Money matters had improved dramatically (an estimated $50,000 per episode) at the time Garner signed up for The Rockford Files in 1974. Still, at the end of 1979, Garner quit the series (perhaps the best ever in the detective genre), again in bitterness. He has filed a $22.5 million suit against MCA/Universal, the owners of Rockford, charging that the studio had cheated him out of his share of the profits. “They made $150 million on Rockford and, even though I owned 37.5 percent of it, I’ve yet to see the money.” Many similar cases are settled out of court. Garner, ever the man of principle, intends to go all the way, no matter how long it takes. “I ruined my health with all those stunts and long hours,” he says. “But I figured I was creating an annuity. The crew used to joke, ‘Come on, it’s Garner’s money we’re wasting.’ When I found out there were no profits, it turned me off this business.” He slid into despair. “I was going to chuck everything,” he has said. “The business. The family. Everybody can go to hell.” His poor health didn’t help. In 1980 he announced, “I’m constantly in pain. I have arthritis in my back and my knees and my hands. I had ulcers this year—and once an ulcer patient, always an ulcer patient. I get depressed. Very.” He saw a psychiatrist, split from his family and tried to work it out “before everything was ruined.” That he did work it out is a tribute to Garner. And Lois. “She’s just stuck with me all these years,” he says. “I guess she’s stubborn too.”

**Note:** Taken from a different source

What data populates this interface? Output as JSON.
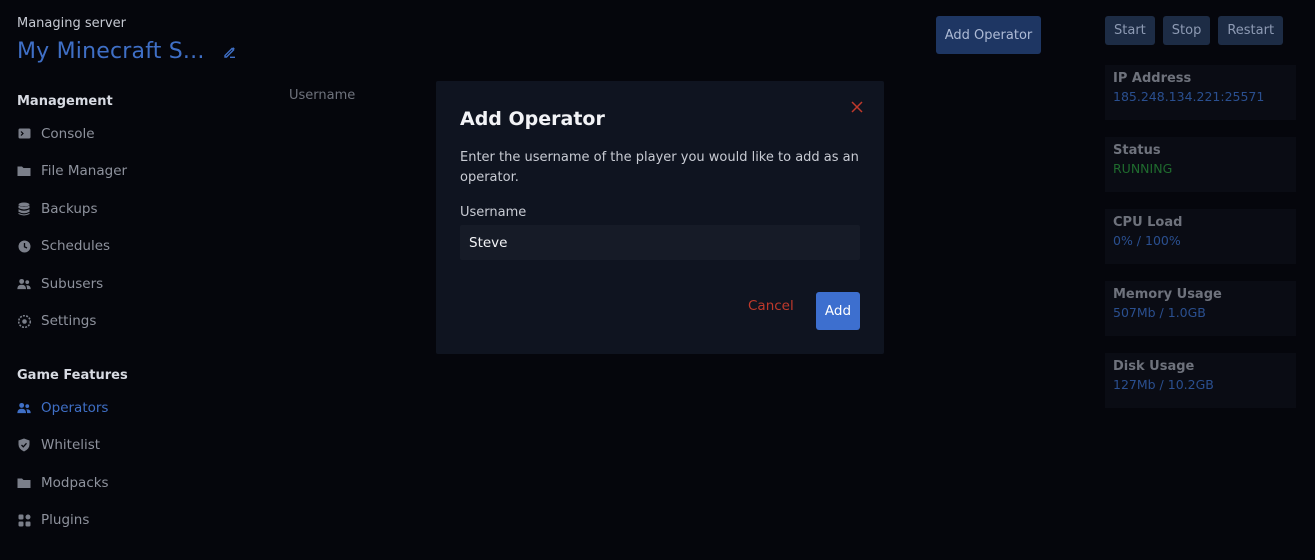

Gazing out on his garden, Garner smiles. “I love to sit under the trees and read.” Don’t bet on early retirement. In Heartsounds (“the one I did for love”) Garner played a man facing his own mortality. To act it with dignity, he drew on an inspiration: Henry Fonda. “I knew Henry very well,” he says softly. “I used a lot of his attitudes—his crotchetiness, his wit, his fight against something he couldn’t control.” Garner is unembarrassed by the emotion in his face. The rest he can’t put into words. He doesn’t have to. Fonda was the kind of man who lived by a code of honor. So is James Garner.
The Last Real Man - People Magazine
- Why James Garner Is The Real Star of His Era (golden-desperado.tumblr.com)
Sunday, January 1, 2012
James Richmond Barthé (January 28, 1901 – March 5, 1989) was an African American sculptor known for his many public works
re-blogged from MAVERICK'S DAUGHTER
Barthe once said that “all my life I have be interested in trying to capture the spiritual quality I see and feel in people, and I feel that the human figure as God made it, is the best means of expressing this spirit in man.”
In 1946 Barthé became a member of the National Sculpture Society.
Eventually, the tense environment and violence of the city began to take its toll, and he decided to abandon his life of fame and move to Jamaica in the West Indies in 1947. His career flourished in Jamaica and he remained there until the mid-1960s when ever-growing violence forced him to yet again move. For the next five years he lived in Switzerland, Spain, and Italy before eventually settling in Pasadena, California. When he moved to a rental apartment, above a garage in Pasadena, the city named the street after him.
In that apartment, Barthe worked on his memoirs and most importantly, editioned many of his works with the financial assistance of the actor James Garner until his death in 1989.
A bust, done by Richmond Barthe, of actor James Garner is on display. Mr. Garner was a devoted benefactor to this talented African American artist for many years until his death.
- Why James Garner Is The Real Star of His Era (golden-desperado.tumblr.com)